**WORK ITEM**
Below are some records; reproduce every one of them exactly.

**AVAILABLE RECORDS**
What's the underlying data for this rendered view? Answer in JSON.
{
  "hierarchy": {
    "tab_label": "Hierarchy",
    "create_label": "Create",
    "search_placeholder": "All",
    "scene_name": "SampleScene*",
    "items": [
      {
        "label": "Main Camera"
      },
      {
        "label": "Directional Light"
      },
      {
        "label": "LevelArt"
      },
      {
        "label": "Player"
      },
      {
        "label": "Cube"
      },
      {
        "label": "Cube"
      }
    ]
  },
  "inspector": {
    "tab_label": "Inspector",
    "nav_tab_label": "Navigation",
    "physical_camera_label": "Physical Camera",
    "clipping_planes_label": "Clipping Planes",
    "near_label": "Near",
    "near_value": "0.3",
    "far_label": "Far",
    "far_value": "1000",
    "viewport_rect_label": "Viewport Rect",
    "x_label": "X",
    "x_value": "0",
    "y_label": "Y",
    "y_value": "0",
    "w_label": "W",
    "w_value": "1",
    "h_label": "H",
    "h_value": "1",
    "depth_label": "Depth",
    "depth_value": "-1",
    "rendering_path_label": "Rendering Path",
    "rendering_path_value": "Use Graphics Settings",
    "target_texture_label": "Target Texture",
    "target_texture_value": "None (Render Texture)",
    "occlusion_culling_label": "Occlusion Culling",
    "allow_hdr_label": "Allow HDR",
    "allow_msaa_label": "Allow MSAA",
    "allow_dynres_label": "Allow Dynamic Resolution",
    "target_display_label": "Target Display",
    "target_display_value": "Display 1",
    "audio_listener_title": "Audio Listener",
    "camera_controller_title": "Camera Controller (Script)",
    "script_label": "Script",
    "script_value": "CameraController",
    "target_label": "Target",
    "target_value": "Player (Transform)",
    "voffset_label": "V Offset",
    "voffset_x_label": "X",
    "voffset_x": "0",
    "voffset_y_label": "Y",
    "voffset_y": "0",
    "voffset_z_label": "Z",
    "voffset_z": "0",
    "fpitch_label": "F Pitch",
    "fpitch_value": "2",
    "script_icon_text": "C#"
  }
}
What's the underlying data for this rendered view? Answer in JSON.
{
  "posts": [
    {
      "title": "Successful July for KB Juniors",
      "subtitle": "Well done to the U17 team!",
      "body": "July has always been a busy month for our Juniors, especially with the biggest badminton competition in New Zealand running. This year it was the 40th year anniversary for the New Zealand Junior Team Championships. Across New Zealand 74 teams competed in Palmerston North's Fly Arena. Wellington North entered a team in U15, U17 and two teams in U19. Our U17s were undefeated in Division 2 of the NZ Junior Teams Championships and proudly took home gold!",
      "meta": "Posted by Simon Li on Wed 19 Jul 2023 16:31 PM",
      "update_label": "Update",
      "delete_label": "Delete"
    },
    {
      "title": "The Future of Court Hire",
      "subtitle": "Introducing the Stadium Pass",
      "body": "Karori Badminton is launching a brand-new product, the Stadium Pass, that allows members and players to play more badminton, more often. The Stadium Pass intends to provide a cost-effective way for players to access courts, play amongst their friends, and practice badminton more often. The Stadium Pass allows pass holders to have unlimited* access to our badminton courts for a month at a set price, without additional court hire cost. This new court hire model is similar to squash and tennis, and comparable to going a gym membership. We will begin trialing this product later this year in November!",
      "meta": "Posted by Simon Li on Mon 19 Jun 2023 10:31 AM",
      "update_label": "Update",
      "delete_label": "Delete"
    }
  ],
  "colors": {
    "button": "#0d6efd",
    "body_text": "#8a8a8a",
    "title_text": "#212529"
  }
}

**FINISHED TASK**
What's the underlying data for this rendered view? Answer in JSON.
{
  "hierarchy": {
    "tab_label": "Hierarchy",
    "create_label": "Create",
    "search_placeholder": "All",
    "scene_name": "SampleScene*",
    "items": [
      {
        "label": "Main Camera"
      },
      {
        "label": "Directional Light"
      },
      {
        "label": "LevelArt"
      },
      {
        "label": "Player"
      },
      {
        "label": "Cube"
      },
      {
        "label": "Cube"
      }
    ]
  },
  "inspector": {
    "tab_label": "Inspector",
    "nav_tab_label": "Navigation",
    "physical_camera_label": "Physical Camera",
    "clipping_planes_label": "Clipping Planes",
    "near_label": "Near",
    "near_value": "0.3",
    "far_label": "Far",
    "far_value": "1000",
    "viewport_rect_label": "Viewport Rect",
    "x_label": "X",
    "x_value": "0",
    "y_label": "Y",
    "y_value": "0",
    "w_label": "W",
    "w_value": "1",
    "h_label": "H",
    "h_value": "1",
    "depth_label": "Depth",
    "depth_value": "-1",
    "rendering_path_label": "Rendering Path",
    "rendering_path_value": "Use Graphics Settings",
    "target_texture_label": "Target Texture",
    "target_texture_value": "None (Render Texture)",
    "occlusion_culling_label": "Occlusion Culling",
    "allow_hdr_label": "Allow HDR",
    "allow_msaa_label": "Allow MSAA",
    "allow_dynres_label": "Allow Dynamic Resolution",
    "target_display_label": "Target Display",
    "target_display_value": "Display 1",
    "audio_listener_title": "Audio Listener",
    "camera_controller_title": "Camera Controller (Script)",
    "script_label": "Script",
    "script_value": "CameraController",
    "target_label": "Target",
    "target_value": "Player (Transform)",
    "voffset_label": "V Offset",
    "voffset_x_label": "X",
    "voffset_x": "0",
    "voffset_y_label": "Y",
    "voffset_y": "0",
    "voffset_z_label": "Z",
    "voffset_z": "0",
    "fpitch_label": "F Pitch",
    "fpitch_value": "2",
    "script_icon_text": "C#"
  }
}
What's the underlying data for this rendered view? Answer in JSON.
{
  "posts": [
    {
      "title": "Successful July for KB Juniors",
      "subtitle": "Well done to the U17 team!",
      "body": "July has always been a busy month for our Juniors, especially with the biggest badminton competition in New Zealand running. This year it was the 40th year anniversary for the New Zealand Junior Team Championships. Across New Zealand 74 teams competed in Palmerston North's Fly Arena. Wellington North entered a team in U15, U17 and two teams in U19. Our U17s were undefeated in Division 2 of the NZ Junior Teams Championships and proudly took home gold!",
      "meta": "Posted by Simon Li on Wed 19 Jul 2023 16:31 PM",
      "update_label": "Update",
      "delete_label": "Delete"
    },
    {
      "title": "The Future of Court Hire",
      "subtitle": "Introducing the Stadium Pass",
      "body": "Karori Badminton is launching a brand-new product, the Stadium Pass, that allows members and players to play more badminton, more often. The Stadium Pass intends to provide a cost-effective way for players to access courts, play amongst their friends, and practice badminton more often. The Stadium Pass allows pass holders to have unlimited* access to our badminton courts for a month at a set price, without additional court hire cost. This new court hire model is similar to squash and tennis, and comparable to going a gym membership. We will begin trialing this product later this year in November!",
      "meta": "Posted by Simon Li on Mon 19 Jun 2023 10:31 AM",
      "update_label": "Update",
      "delete_label": "Delete"
    }
  ],
  "colors": {
    "button": "#0d6efd",
    "body_text": "#8a8a8a",
    "title_text": "#212529"
  }
}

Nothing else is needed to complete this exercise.